Then transfer your drawing to your painting surface with graphite paper.
Use lighter marks, when you put your drawing on the painting surface. Heavy pencil or graphite marks can show thru into the finished painting.
Let the masking fluid dry before you do any painting. Then you may paint right over the dry masking fluid and the paper stays white.
Mix your yellow with blue and add a touch of red to make a medium green. Then underpaint the tyrannosaurus with the medium green.
Darker colors will be added later. They will paint right over the lighter colored underpainting.
The three primary colors mixed together make black. Mix a dark purple with red and blue, then add a touch of yellow to neutralize the purple.
Use the tiny tip of your round brush. Touch a spot for the eye, so its placement is not lost under the green. And paint the dark toenails for fun.
Mix blue and yellow for the green grass color.

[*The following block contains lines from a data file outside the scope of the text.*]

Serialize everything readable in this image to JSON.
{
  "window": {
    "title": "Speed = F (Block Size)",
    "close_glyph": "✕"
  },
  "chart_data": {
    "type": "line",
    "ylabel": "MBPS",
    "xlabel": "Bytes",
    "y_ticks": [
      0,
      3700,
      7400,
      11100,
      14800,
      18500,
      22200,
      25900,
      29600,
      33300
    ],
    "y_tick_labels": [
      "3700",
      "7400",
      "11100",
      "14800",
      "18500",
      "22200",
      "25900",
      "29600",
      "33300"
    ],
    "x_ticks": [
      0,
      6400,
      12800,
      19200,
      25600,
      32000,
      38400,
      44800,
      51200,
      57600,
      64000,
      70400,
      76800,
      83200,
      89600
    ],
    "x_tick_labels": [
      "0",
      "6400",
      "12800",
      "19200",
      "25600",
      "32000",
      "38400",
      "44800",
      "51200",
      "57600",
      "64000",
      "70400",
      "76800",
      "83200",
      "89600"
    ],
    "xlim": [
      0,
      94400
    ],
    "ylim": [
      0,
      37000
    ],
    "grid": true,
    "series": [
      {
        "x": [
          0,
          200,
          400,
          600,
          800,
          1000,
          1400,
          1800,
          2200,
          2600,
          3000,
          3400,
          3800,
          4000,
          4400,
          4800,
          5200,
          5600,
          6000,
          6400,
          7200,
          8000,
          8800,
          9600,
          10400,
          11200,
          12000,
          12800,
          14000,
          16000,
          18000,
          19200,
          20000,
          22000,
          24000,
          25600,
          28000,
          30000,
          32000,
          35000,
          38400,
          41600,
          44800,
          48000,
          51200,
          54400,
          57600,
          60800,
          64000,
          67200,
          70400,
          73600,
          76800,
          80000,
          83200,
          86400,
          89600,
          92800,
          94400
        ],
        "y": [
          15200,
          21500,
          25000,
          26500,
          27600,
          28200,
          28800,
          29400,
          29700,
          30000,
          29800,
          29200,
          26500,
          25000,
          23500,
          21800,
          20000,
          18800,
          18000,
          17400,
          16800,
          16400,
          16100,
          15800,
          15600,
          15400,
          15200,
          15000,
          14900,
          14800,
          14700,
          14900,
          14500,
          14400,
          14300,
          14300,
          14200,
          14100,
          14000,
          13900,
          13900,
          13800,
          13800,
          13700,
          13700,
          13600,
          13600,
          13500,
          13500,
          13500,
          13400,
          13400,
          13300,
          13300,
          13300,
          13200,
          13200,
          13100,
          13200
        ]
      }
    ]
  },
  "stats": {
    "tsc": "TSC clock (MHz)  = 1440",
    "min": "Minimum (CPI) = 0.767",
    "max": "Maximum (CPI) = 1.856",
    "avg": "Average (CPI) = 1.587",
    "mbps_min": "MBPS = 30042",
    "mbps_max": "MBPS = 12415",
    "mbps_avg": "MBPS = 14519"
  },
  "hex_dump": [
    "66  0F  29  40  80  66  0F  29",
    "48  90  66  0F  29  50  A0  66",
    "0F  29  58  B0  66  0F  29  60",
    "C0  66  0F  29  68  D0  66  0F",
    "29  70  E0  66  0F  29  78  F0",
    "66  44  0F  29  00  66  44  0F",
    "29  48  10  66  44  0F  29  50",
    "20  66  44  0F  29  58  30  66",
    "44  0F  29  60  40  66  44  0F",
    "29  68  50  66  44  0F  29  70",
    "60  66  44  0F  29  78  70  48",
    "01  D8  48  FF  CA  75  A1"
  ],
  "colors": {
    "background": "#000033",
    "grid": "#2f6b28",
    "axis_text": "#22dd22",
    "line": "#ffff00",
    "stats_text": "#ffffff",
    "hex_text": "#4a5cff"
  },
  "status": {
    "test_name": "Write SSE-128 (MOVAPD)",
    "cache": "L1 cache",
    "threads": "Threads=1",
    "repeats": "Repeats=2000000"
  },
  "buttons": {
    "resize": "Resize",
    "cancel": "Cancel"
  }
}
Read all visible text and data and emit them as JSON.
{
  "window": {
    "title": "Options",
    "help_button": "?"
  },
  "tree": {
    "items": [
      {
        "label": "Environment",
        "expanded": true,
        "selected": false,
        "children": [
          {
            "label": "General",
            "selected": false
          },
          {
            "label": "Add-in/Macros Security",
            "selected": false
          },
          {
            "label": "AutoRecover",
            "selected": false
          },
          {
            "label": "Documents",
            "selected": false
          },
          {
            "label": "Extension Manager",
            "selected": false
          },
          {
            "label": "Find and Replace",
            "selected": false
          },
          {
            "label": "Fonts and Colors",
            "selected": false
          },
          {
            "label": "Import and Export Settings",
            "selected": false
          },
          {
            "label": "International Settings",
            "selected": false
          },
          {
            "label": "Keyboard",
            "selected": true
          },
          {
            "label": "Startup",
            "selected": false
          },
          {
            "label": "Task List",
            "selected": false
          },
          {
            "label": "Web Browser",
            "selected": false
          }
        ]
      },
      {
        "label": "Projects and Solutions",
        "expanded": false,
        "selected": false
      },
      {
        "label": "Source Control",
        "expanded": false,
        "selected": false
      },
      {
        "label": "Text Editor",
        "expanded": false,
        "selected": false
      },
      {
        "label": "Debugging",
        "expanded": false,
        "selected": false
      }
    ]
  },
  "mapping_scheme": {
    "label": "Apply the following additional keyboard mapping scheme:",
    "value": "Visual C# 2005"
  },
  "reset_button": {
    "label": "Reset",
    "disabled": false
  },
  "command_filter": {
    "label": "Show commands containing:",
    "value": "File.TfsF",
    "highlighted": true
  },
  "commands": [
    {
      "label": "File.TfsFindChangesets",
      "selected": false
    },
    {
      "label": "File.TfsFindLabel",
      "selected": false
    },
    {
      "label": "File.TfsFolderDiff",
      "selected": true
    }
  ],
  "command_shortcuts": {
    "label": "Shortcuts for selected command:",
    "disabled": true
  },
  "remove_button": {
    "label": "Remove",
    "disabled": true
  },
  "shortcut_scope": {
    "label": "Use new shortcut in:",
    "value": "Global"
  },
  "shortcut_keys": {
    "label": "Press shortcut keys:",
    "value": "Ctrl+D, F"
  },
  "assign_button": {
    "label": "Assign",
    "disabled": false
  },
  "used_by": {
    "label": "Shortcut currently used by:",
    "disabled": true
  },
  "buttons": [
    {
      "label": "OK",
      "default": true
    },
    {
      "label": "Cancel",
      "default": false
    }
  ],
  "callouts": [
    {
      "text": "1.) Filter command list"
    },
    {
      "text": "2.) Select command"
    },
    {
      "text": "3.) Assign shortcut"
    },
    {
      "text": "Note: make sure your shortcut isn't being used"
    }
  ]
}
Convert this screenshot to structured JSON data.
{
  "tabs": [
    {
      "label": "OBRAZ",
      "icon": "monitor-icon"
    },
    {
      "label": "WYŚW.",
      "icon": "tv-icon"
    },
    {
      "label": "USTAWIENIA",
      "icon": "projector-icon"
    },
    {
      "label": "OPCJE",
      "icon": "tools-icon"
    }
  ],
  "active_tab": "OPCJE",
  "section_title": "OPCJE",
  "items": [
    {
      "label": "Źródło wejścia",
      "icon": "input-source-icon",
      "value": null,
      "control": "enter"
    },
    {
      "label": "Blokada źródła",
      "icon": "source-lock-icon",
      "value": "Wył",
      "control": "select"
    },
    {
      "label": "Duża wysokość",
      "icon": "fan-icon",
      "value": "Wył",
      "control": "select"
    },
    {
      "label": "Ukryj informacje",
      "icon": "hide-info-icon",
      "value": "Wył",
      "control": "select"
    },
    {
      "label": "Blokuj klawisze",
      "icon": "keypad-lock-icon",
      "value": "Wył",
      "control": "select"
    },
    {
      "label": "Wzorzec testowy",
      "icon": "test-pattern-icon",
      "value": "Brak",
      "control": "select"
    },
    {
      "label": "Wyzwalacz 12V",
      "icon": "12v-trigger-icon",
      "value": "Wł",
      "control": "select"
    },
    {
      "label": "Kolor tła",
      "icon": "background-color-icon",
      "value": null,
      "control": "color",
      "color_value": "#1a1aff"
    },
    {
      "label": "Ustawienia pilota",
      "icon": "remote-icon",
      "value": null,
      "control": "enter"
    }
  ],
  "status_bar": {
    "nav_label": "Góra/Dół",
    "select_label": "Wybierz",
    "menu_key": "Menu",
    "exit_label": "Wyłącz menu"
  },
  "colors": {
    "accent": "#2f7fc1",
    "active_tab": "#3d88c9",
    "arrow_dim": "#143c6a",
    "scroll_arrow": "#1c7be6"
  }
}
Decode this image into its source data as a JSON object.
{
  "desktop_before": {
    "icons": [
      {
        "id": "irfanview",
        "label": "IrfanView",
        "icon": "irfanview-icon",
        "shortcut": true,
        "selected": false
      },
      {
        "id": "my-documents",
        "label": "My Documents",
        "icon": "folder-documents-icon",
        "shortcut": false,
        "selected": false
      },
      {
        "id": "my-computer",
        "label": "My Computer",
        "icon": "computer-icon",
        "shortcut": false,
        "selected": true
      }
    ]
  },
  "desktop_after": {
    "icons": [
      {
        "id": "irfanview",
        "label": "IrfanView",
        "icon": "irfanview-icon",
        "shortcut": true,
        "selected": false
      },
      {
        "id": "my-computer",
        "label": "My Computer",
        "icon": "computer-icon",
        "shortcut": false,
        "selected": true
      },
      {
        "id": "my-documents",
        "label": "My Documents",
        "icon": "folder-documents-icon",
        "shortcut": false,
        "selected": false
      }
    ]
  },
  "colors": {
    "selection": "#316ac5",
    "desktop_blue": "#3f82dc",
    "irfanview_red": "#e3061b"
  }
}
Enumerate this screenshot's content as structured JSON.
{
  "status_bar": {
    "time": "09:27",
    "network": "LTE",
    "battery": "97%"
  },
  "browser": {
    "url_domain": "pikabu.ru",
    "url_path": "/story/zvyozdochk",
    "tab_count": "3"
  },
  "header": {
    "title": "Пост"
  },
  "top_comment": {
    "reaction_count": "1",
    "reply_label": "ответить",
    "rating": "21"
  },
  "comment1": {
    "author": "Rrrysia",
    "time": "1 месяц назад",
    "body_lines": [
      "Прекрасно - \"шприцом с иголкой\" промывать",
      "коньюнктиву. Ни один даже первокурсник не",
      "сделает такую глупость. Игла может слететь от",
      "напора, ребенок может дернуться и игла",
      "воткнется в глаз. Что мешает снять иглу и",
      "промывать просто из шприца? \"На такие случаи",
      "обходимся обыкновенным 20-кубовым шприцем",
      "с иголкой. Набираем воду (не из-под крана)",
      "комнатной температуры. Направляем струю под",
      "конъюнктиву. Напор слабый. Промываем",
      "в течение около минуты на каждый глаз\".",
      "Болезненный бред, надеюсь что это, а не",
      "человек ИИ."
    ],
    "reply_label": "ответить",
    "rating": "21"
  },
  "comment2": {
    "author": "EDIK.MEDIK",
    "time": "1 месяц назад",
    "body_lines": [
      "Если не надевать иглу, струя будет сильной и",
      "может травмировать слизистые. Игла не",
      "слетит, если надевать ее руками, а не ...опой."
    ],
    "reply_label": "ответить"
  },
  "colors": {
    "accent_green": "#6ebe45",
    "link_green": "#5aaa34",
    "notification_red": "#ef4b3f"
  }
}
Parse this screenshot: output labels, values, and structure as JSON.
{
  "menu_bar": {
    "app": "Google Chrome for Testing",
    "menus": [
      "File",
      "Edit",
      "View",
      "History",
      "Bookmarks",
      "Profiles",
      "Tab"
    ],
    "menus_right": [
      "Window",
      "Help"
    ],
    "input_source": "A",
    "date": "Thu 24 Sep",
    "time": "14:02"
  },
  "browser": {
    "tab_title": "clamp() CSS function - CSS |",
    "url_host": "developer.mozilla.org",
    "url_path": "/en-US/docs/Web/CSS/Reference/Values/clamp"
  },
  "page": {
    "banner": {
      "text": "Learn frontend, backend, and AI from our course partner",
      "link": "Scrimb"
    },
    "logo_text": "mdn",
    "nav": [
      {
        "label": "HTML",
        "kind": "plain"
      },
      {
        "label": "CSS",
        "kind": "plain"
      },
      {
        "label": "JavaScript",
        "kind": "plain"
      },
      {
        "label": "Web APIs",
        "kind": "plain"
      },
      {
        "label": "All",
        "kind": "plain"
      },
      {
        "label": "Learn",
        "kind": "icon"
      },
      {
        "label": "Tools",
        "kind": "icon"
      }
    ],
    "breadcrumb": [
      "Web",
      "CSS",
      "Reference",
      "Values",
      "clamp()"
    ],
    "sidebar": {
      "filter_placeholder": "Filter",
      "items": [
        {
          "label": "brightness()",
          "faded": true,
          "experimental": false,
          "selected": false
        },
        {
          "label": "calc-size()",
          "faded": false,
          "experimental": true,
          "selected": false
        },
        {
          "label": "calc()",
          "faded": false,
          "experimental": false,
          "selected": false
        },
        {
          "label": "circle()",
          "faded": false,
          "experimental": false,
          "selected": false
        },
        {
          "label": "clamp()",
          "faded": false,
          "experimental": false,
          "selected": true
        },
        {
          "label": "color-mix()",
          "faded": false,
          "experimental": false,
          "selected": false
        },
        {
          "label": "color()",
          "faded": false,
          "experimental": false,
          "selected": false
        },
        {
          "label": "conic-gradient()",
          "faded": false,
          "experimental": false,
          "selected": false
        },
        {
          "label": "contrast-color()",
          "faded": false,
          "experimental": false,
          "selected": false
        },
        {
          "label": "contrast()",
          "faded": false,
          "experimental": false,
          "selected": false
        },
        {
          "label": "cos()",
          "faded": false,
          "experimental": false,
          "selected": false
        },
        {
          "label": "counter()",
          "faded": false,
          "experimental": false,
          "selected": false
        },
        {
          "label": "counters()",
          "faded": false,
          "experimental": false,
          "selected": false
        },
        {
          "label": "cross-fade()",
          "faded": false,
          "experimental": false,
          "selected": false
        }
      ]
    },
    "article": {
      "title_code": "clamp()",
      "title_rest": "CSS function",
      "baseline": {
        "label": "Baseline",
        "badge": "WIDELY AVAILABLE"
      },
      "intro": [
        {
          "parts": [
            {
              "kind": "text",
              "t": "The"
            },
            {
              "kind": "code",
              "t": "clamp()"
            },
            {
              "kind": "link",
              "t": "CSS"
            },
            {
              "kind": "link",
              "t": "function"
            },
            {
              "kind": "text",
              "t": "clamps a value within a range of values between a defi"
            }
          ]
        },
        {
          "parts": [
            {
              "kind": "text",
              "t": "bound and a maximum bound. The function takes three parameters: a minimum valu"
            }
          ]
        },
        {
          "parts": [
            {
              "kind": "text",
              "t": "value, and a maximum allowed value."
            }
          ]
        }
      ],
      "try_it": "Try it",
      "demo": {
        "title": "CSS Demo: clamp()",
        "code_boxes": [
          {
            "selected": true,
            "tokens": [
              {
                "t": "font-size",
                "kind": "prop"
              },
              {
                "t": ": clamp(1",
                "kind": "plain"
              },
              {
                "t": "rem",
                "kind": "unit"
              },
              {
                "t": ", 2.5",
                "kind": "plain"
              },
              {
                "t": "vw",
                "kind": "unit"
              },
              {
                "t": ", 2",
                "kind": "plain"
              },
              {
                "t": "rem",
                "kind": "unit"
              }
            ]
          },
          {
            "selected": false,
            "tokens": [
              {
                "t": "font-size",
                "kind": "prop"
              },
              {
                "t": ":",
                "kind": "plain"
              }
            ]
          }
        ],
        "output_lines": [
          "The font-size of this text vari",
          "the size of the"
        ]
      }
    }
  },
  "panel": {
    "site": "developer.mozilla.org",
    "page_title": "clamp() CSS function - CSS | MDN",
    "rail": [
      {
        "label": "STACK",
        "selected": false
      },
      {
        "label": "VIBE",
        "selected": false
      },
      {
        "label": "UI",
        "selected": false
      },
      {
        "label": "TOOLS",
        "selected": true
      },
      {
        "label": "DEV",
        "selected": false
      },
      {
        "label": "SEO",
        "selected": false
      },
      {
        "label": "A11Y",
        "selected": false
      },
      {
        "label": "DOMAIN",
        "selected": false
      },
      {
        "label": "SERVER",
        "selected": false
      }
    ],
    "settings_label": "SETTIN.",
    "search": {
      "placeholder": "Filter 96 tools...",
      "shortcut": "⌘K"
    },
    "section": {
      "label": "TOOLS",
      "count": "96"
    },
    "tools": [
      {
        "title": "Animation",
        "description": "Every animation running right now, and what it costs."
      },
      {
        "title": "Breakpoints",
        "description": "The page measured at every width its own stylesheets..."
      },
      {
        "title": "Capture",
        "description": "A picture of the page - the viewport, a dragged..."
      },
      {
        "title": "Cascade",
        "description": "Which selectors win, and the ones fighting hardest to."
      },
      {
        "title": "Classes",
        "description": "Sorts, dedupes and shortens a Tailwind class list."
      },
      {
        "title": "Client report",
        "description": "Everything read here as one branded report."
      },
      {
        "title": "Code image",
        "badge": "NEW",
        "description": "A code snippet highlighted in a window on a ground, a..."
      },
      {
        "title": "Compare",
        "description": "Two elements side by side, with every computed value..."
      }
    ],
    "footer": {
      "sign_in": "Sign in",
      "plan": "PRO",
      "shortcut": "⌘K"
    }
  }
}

Paint a blue sky
with your blue. Paint right over the gate with the sky and grass
colors. Paint around the tyrannosaurus, including his teeth and the
firehouse. The untouched paper makes his white teeth.
You may paint the firehouse now or in step number four.
the various shadows and colors of the tyrannosaurus. The shadow colors
are mixed from blue and yellow with a touch of red to dull the green.
More blue than yellow with less water, makes the darker green.
Remove the masking fluid from the gate. Just rub it off with a dry finger. Paint it with an orange you mixed from red and yellow.
Use your red for the firehouse. Mix the blue and red together with a touch of yellow for the dark roof.
Use the roof color to put the door on the firehouse. Refine the tyrannosaurus and paint any other details you wish to add.
Your painting is finished. Sign it and show it off to your friends and family.
The more you paint, the better you will be and the more fun you will have.
What a joy it is to share beginners' watercolor painting with you!